The modern variant of the E-2D Advanced Hawkeye is tasked with protecting carrier strike groups. The most cutting-edge variants of the E-2D are equipped with next-generation electronics, radar, command and control, and computing systems that make the aircraft almost an entirely different system from what it was during the Cold War. Interestingly, perhaps much like the 1950s-era B-52 bomber, the E-2D’s airframes have remained functional and structurally sound, and with some maintenance and reinforcement can fly for years into the future. With a new generation of sensing, data processing, and radar sensitivity, the E-2D has been able to detect threats from hundreds of miles away by operating as an aerial node for surface warships. While the aircraft operates as a line-of-sight detection platform, it has a view unavailable to surface ships.
The E-2D is a twin-engine aircraft that is typically launched from Nimitz-class aircraft carriers, which are the largest warships in the world. The plane’s radar system utilizes a twenty-four-foot roto-dome that allows for continuous scanning while its five-person crew is protected by a glass tactical cockpit. Navy developers explained that through a data link the pilot can transmit information detected and tracked by the aircraft back to the carrier strike group.

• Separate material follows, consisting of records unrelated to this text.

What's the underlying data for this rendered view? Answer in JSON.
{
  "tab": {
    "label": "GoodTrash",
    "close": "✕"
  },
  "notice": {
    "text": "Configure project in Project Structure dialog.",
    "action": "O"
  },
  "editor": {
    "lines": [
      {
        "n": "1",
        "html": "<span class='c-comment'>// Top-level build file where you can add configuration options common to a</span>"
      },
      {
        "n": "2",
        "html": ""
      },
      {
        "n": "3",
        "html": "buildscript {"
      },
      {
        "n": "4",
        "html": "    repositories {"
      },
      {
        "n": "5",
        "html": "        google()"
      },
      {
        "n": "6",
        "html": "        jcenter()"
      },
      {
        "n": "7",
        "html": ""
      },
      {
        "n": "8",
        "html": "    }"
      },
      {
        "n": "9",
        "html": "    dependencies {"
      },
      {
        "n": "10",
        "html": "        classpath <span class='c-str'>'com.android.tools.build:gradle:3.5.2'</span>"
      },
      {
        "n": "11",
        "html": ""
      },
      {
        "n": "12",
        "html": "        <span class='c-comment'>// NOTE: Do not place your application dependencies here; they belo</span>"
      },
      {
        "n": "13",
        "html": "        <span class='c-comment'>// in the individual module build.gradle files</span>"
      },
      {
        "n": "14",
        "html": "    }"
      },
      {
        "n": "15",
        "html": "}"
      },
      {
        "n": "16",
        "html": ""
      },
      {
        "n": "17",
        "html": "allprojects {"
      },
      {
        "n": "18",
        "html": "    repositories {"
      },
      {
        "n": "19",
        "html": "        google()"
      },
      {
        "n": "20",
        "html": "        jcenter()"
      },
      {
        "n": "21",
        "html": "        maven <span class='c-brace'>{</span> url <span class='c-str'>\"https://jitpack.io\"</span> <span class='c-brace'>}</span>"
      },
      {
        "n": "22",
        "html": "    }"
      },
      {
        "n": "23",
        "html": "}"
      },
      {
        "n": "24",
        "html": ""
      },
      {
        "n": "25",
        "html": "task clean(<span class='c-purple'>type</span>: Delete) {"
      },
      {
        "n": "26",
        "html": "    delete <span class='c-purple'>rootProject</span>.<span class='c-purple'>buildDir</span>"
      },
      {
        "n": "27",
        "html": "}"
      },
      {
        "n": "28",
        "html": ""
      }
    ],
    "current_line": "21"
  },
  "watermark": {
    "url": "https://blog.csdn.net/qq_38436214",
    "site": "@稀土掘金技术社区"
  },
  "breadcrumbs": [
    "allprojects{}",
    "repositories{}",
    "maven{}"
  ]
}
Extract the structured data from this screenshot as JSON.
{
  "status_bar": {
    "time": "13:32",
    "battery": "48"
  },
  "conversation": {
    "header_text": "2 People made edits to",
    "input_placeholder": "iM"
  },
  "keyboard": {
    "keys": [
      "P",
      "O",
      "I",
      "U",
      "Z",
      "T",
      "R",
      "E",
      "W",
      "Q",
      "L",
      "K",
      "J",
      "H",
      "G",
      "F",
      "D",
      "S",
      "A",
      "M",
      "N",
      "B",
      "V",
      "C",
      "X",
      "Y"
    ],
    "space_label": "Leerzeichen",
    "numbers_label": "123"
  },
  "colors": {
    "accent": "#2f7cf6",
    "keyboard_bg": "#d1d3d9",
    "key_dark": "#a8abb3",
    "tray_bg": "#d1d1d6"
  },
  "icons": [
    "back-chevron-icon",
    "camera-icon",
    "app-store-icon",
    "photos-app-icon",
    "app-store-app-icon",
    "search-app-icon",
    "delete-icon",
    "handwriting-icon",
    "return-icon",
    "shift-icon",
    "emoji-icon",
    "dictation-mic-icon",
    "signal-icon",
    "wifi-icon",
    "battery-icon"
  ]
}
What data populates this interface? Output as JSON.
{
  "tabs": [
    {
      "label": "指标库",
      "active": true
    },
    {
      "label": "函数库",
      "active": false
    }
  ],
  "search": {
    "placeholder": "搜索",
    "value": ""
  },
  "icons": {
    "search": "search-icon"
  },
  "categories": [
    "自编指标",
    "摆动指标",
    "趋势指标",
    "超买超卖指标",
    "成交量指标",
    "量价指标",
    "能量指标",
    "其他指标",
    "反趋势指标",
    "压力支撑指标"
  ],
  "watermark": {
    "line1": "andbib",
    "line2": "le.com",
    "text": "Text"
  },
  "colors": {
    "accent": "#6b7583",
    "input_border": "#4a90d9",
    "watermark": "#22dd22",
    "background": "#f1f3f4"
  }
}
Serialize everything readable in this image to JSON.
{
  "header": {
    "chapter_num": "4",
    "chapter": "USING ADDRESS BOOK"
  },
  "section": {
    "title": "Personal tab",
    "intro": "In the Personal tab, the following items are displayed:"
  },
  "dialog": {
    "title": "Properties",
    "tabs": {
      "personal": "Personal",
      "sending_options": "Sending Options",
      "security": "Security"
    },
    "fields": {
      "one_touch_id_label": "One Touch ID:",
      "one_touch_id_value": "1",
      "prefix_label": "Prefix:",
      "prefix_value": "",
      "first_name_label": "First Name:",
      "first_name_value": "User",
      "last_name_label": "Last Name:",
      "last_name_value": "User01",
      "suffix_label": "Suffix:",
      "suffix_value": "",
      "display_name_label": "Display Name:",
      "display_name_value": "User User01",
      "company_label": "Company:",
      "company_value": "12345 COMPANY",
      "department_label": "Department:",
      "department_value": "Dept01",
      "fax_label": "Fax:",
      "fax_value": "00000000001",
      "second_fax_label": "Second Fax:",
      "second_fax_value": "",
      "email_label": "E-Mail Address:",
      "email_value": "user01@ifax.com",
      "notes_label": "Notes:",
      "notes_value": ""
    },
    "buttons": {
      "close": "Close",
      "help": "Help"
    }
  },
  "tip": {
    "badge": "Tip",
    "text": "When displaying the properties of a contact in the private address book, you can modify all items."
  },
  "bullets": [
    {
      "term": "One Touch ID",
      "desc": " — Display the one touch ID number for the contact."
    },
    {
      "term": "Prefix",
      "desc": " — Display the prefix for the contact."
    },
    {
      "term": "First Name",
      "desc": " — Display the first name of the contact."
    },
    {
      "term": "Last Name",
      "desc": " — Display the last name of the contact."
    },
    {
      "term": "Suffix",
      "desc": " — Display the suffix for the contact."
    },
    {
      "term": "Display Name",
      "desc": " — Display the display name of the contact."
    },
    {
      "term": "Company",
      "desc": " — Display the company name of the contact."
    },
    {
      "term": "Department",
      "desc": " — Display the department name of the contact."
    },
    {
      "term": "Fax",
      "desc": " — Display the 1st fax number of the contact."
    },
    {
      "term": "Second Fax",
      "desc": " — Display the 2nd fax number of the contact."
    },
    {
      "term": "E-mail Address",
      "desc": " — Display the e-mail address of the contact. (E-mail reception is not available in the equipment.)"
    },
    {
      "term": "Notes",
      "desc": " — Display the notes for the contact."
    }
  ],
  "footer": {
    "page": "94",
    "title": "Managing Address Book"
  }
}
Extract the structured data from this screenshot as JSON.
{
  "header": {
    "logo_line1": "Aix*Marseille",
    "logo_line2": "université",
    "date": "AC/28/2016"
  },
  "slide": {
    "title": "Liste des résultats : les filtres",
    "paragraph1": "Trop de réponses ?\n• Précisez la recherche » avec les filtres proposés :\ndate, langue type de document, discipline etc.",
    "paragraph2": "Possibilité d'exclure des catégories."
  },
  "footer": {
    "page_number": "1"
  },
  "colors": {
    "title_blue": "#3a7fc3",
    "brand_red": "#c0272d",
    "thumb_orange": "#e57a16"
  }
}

In 2020, according to a Navy report, the E-2D Hawkeye became operational as an aerial refueling capability engineered for all-weather early warning and command and control missions, allowing the crew to remain airborne for longer missions and optimize various fuel system enhancements.
“The ‘eyes of the fleet’ will see further and wider, equipping the warfighter for ever-evolving threats,” the Navy report said, referring to the upgraded Hawkeye.
These upgrades helped advance the trajectory for what could be referred to as an “evolution” of the Hawkeye as its transitions from its role as an early warning aircraft to encompass a much wider range of operations to include additional targeting, multi-domain data sharing, and command and control functions.
Kris Osborn is the defense editor for the National Interest. Osborn previously served at the Pentagon as a Highly Qualified Expert with the Office of the Assistant Secretary of the Army—Acquisition, Logistics & Technology. Osborn has also worked as an anchor and on-air military specialist at national TV networks. He has appeared as a guest military expert on Fox News, MSNBC, The Military Channel, and The History Channel. He also has a Master’s Degree in Comparative Literature from Columbia University.